Welcome to A Migrant’s View! To kick off our series with origin country expert Nassim Majidi, we ask her to lay out the definitions of refugee, asylum-seeker, and migrant. Can migrants be classified into neat categories? Should they be?
We also ask Nassim to clarify who a “real refugee” is, looking specifically at the case of those who arrive to Europe via “third countries”. We hear this argument a lot, and it goes something like this: Those who’ve taken their fate into their own hands and arrived to Europe irregularly, from countries such as Turkey and Lebanon, are not real refugees and thus do not deserve protection from European states.
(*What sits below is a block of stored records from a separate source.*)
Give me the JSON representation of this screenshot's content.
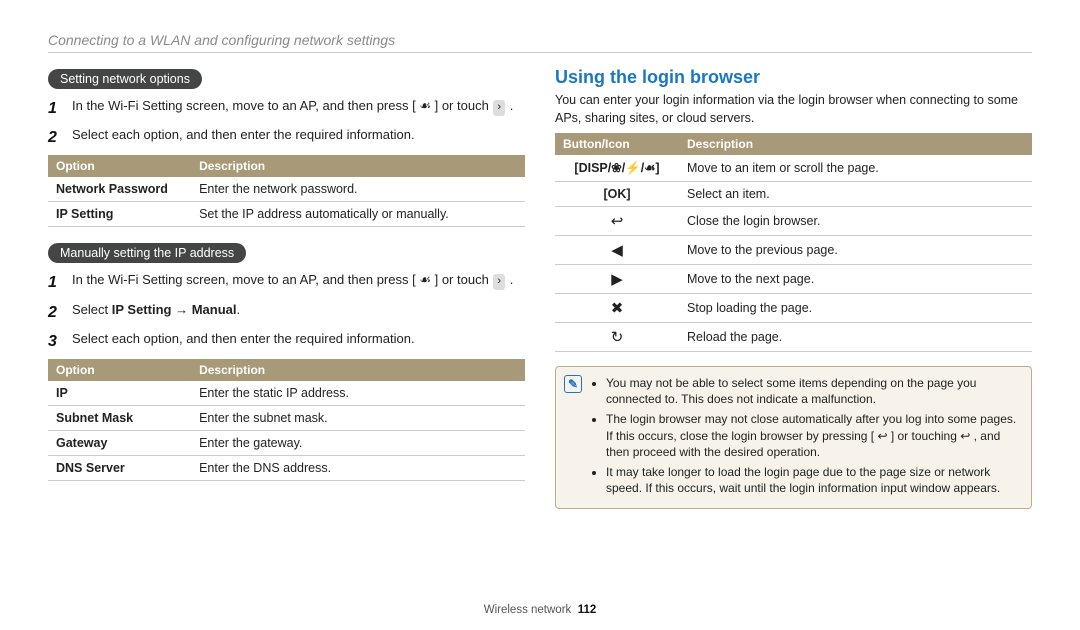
{
  "breadcrumb": "Connecting to a WLAN and configuring network settings",
  "left": {
    "pill1": "Setting network options",
    "step1_1": "In the Wi-Fi Setting screen, move to an AP, and then press ",
    "step1_1b": " or touch ",
    "step1_2": "Select each option, and then enter the required information.",
    "table1": {
      "headers": [
        "Option",
        "Description"
      ],
      "rows": [
        [
          "Network Password",
          "Enter the network password."
        ],
        [
          "IP Setting",
          "Set the IP address automatically or manually."
        ]
      ]
    },
    "pill2": "Manually setting the IP address",
    "step2_1": "In the Wi-Fi Setting screen, move to an AP, and then press ",
    "step2_1b": " or touch ",
    "step2_2a": "Select ",
    "step2_2b": "IP Setting",
    "step2_2c": " → ",
    "step2_2d": "Manual",
    "step2_3": "Select each option, and then enter the required information.",
    "table2": {
      "headers": [
        "Option",
        "Description"
      ],
      "rows": [
        [
          "IP",
          "Enter the static IP address."
        ],
        [
          "Subnet Mask",
          "Enter the subnet mask."
        ],
        [
          "Gateway",
          "Enter the gateway."
        ],
        [
          "DNS Server",
          "Enter the DNS address."
        ]
      ]
    }
  },
  "right": {
    "heading": "Using the login browser",
    "intro": "You can enter your login information via the login browser when connecting to some APs, sharing sites, or cloud servers.",
    "table": {
      "headers": [
        "Button/Icon",
        "Description"
      ],
      "rows": [
        {
          "icon": "[DISP/❀/⚡/☙]",
          "desc": "Move to an item or scroll the page."
        },
        {
          "icon": "[OK]",
          "desc": "Select an item."
        },
        {
          "icon": "↩",
          "desc": "Close the login browser."
        },
        {
          "icon": "◀",
          "desc": "Move to the previous page."
        },
        {
          "icon": "▶",
          "desc": "Move to the next page."
        },
        {
          "icon": "✖",
          "desc": "Stop loading the page."
        },
        {
          "icon": "↻",
          "desc": "Reload the page."
        }
      ]
    },
    "notes": [
      "You may not be able to select some items depending on the page you connected to. This does not indicate a malfunction.",
      "The login browser may not close automatically after you log into some pages. If this occurs, close the login browser by pressing [ ↩ ] or touching ↩ , and then proceed with the desired operation.",
      "It may take longer to load the login page due to the page size or network speed. If this occurs, wait until the login information input window appears."
    ]
  },
  "footer": {
    "section": "Wireless network",
    "page": "112"
  },
  "icons": {
    "flower_bracket": "[ ☙ ]",
    "chevron_chip": "›"
  }
}
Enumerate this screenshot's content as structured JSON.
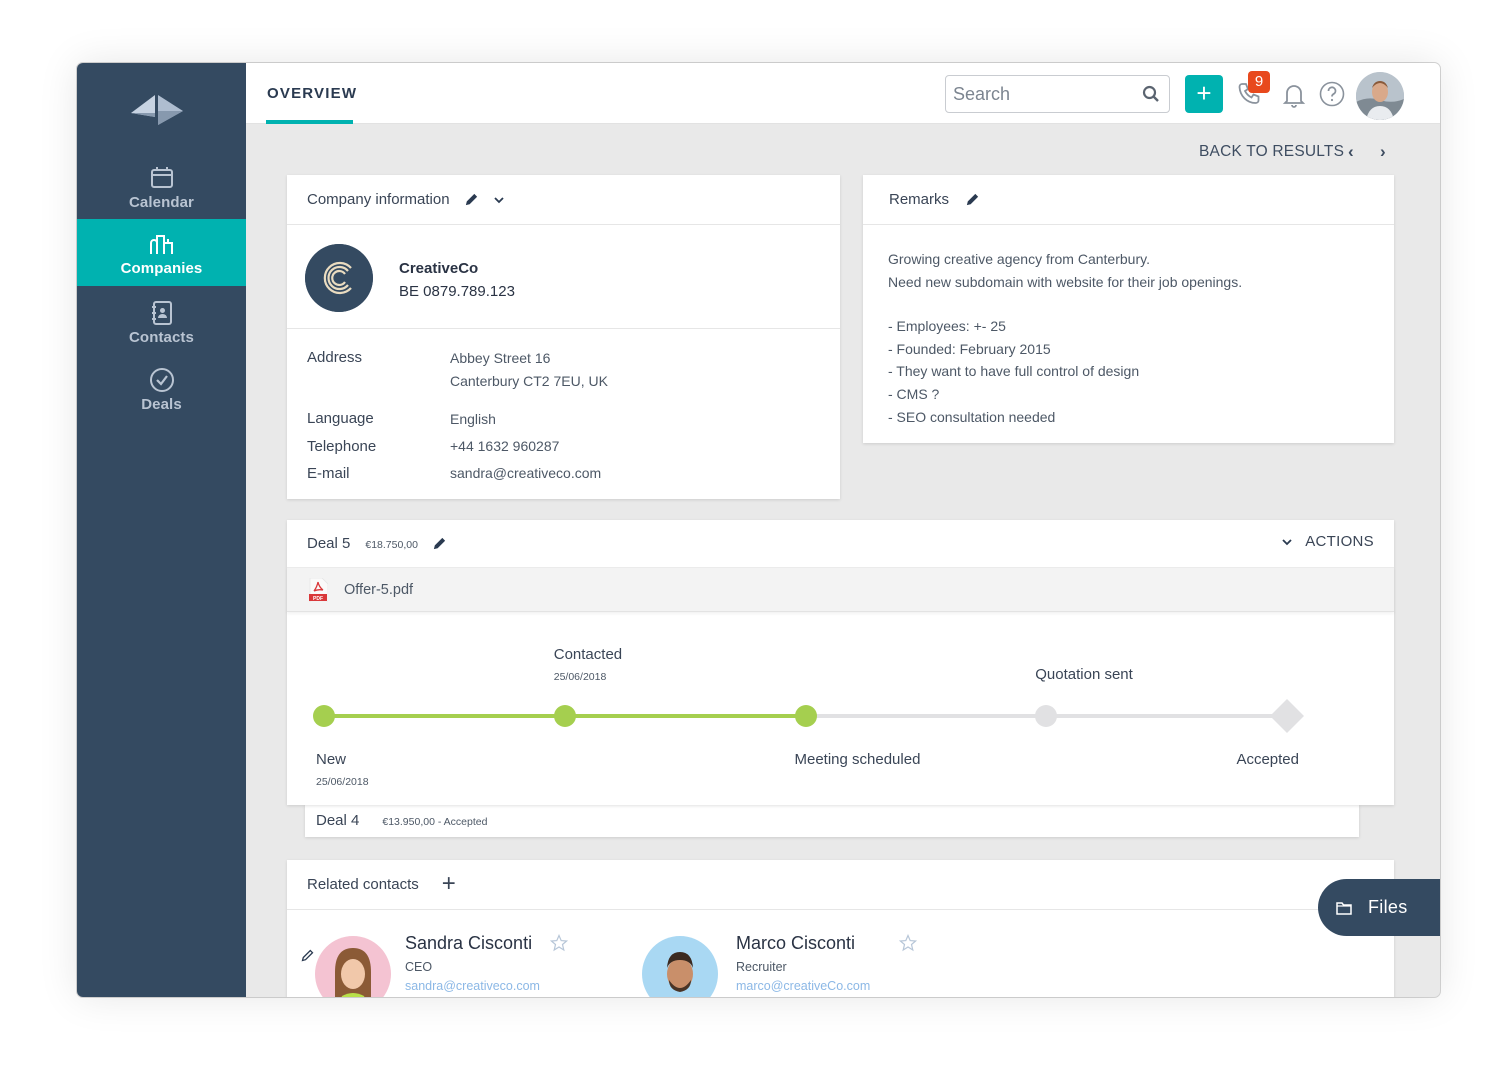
{
  "sidebar": {
    "items": [
      {
        "label": "Calendar",
        "icon": "calendar-icon",
        "active": false
      },
      {
        "label": "Companies",
        "icon": "buildings-icon",
        "active": true
      },
      {
        "label": "Contacts",
        "icon": "address-book-icon",
        "active": false
      },
      {
        "label": "Deals",
        "icon": "check-circle-icon",
        "active": false
      }
    ]
  },
  "header": {
    "tab": "OVERVIEW",
    "search_placeholder": "Search",
    "add_label": "+",
    "calls_badge": "9"
  },
  "nav": {
    "back_label": "BACK TO RESULTS",
    "prev": "‹",
    "next": "›"
  },
  "company_card": {
    "title": "Company information",
    "name": "CreativeCo",
    "vat": "BE 0879.789.123",
    "fields": [
      {
        "label": "Address",
        "value": "Abbey Street 16",
        "value2": "Canterbury CT2 7EU, UK"
      },
      {
        "label": "Language",
        "value": "English"
      },
      {
        "label": "Telephone",
        "value": "+44 1632 960287"
      },
      {
        "label": "E-mail",
        "value": "sandra@creativeco.com"
      }
    ]
  },
  "remarks_card": {
    "title": "Remarks",
    "lines": [
      "Growing creative agency from Canterbury.",
      "Need new subdomain with website for their job openings.",
      "",
      "- Employees: +- 25",
      "- Founded: February 2015",
      "- They want to have full control of design",
      "- CMS ?",
      "- SEO consultation needed"
    ]
  },
  "deal": {
    "title": "Deal 5",
    "amount": "€18.750,00",
    "actions_label": "ACTIONS",
    "file": "Offer-5.pdf",
    "progress_completed_stages": 3,
    "stages": [
      {
        "label": "New",
        "date": "25/06/2018",
        "done": true
      },
      {
        "label": "Contacted",
        "date": "25/06/2018",
        "done": true
      },
      {
        "label": "Meeting scheduled",
        "date": "",
        "done": true
      },
      {
        "label": "Quotation sent",
        "date": "",
        "done": false
      },
      {
        "label": "Accepted",
        "date": "",
        "done": false
      }
    ],
    "colors": {
      "done": "#a5cf4f",
      "pending": "#e1e1e3"
    }
  },
  "deal4": {
    "title": "Deal 4",
    "summary": "€13.950,00 - Accepted"
  },
  "contacts_card": {
    "title": "Related contacts",
    "add_label": "+",
    "contacts": [
      {
        "name": "Sandra Cisconti",
        "role": "CEO",
        "email": "sandra@creativeco.com"
      },
      {
        "name": "Marco Cisconti",
        "role": "Recruiter",
        "email": "marco@creativeCo.com"
      }
    ]
  },
  "files_button": {
    "label": "Files"
  },
  "colors": {
    "sidebar": "#344a61",
    "accent": "#00b2b0",
    "badge": "#e8491d",
    "progress": "#a5cf4f"
  }
}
Is this a valid story?
The Universal Declaration of Human Rights, adopted in 1948 following World War II, states in Article 14 that everyone “has the right to seek and enjoy in other countries asylum from persecution”. The 1951 Refugee Convention defines what a refugee is and forms the basis of UNHCR’s work.
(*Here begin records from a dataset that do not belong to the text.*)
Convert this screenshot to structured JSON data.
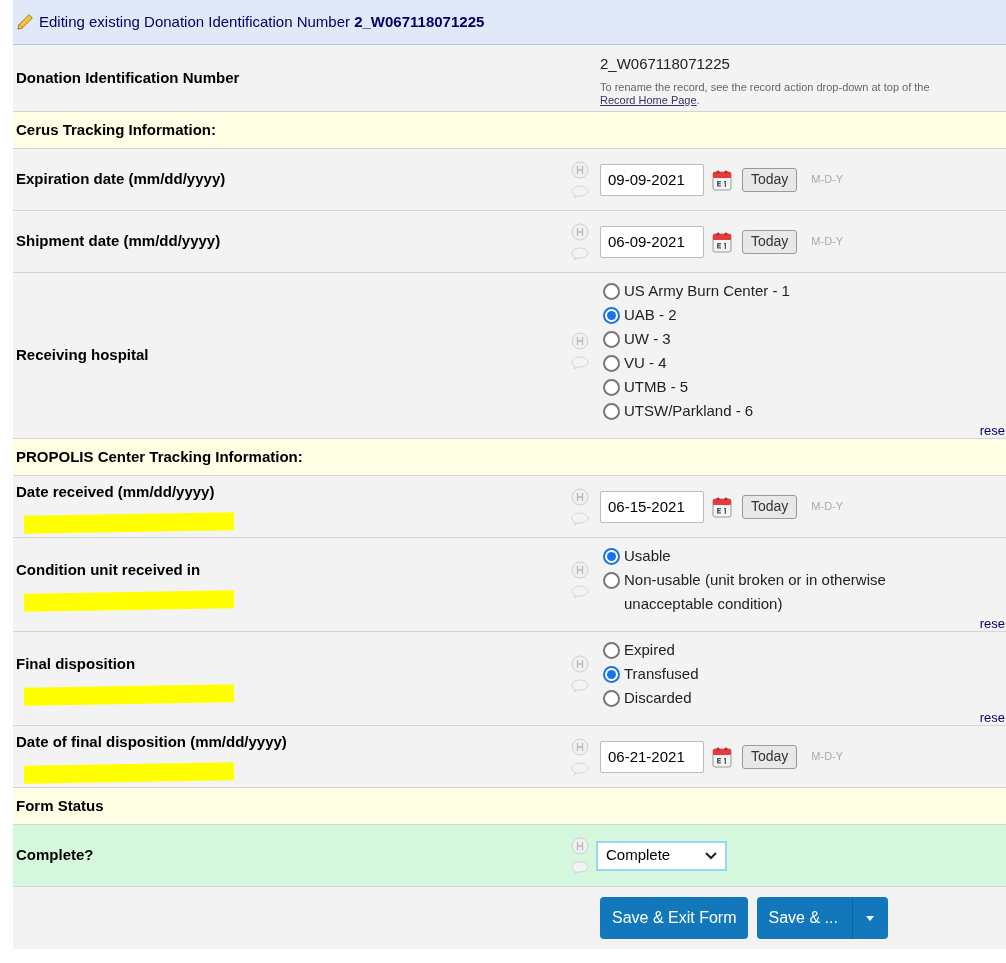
{
  "header": {
    "text": "Editing existing Donation Identification Number **2_W067118071225**"
  },
  "rows": [
    {
      "kind": "identifier",
      "label": "Donation Identification Number",
      "value": "2_W067118071225",
      "note": "To rename the record, see the record action drop-down at top of the",
      "link": "Record Home Page",
      "after_link": "."
    },
    {
      "kind": "section",
      "label": "Cerus Tracking Information:"
    },
    {
      "kind": "date",
      "label": "Expiration date (mm/dd/yyyy)",
      "value": "09-09-2021",
      "button": "Today",
      "format": "M-D-Y"
    },
    {
      "kind": "date",
      "label": "Shipment date (mm/dd/yyyy)",
      "value": "06-09-2021",
      "button": "Today",
      "format": "M-D-Y"
    },
    {
      "kind": "radio",
      "label": "Receiving hospital",
      "reset": "rese",
      "options": [
        {
          "label": "US Army Burn Center - 1",
          "selected": false
        },
        {
          "label": "UAB - 2",
          "selected": true
        },
        {
          "label": "UW - 3",
          "selected": false
        },
        {
          "label": "VU - 4",
          "selected": false
        },
        {
          "label": "UTMB - 5",
          "selected": false
        },
        {
          "label": "UTSW/Parkland - 6",
          "selected": false
        }
      ]
    },
    {
      "kind": "section",
      "label": "PROPOLIS Center Tracking Information:"
    },
    {
      "kind": "date",
      "label": "Date received (mm/dd/yyyy)",
      "marked": true,
      "value": "06-15-2021",
      "button": "Today",
      "format": "M-D-Y"
    },
    {
      "kind": "radio",
      "label": "Condition unit received in",
      "marked": true,
      "reset": "rese",
      "options": [
        {
          "label": "Usable",
          "selected": true
        },
        {
          "label": "Non-usable (unit broken or in otherwise unacceptable condition)",
          "selected": false
        }
      ]
    },
    {
      "kind": "radio",
      "label": "Final disposition",
      "marked": true,
      "reset": "rese",
      "options": [
        {
          "label": "Expired",
          "selected": false
        },
        {
          "label": "Transfused",
          "selected": true
        },
        {
          "label": "Discarded",
          "selected": false
        }
      ]
    },
    {
      "kind": "date",
      "label": "Date of final disposition (mm/dd/yyyy)",
      "marked": true,
      "value": "06-21-2021",
      "button": "Today",
      "format": "M-D-Y"
    },
    {
      "kind": "section",
      "label": "Form Status"
    },
    {
      "kind": "select",
      "label": "Complete?",
      "value": "Complete"
    }
  ],
  "buttons": {
    "primary": "Save & Exit Form",
    "secondary": "Save & ..."
  }
}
For an in-depth look at the legal rights of asylum-seekers and refugees, we recommend this guide by the International Justice Research Center.
A lot has been written about language and definitions for refugee, migrant, asylum-seeker, and economic migrant. This Telegraph article dissects the complications using examples from the height of the crisis in autumn 2015, a breakdown of the terminology can be found in this blog piece from the Center for Global Development, this editorial by Al Jazeera explains a decision to use certain vocabulary, and the New York Times did a Q&A piece on the definitions and their legal implications.
Gain a broader understanding of what it means to be poor in this Harvard Magazine piece, which references Amartya Sen who was awarded the Nobel Memorial Prize in Economic Science for his work on human rights, poverty, and inequality.
The New York Times released a short documentary in 2016 exploring the complicated and often heart-wrenching choice Afghans face in leaving their homeland.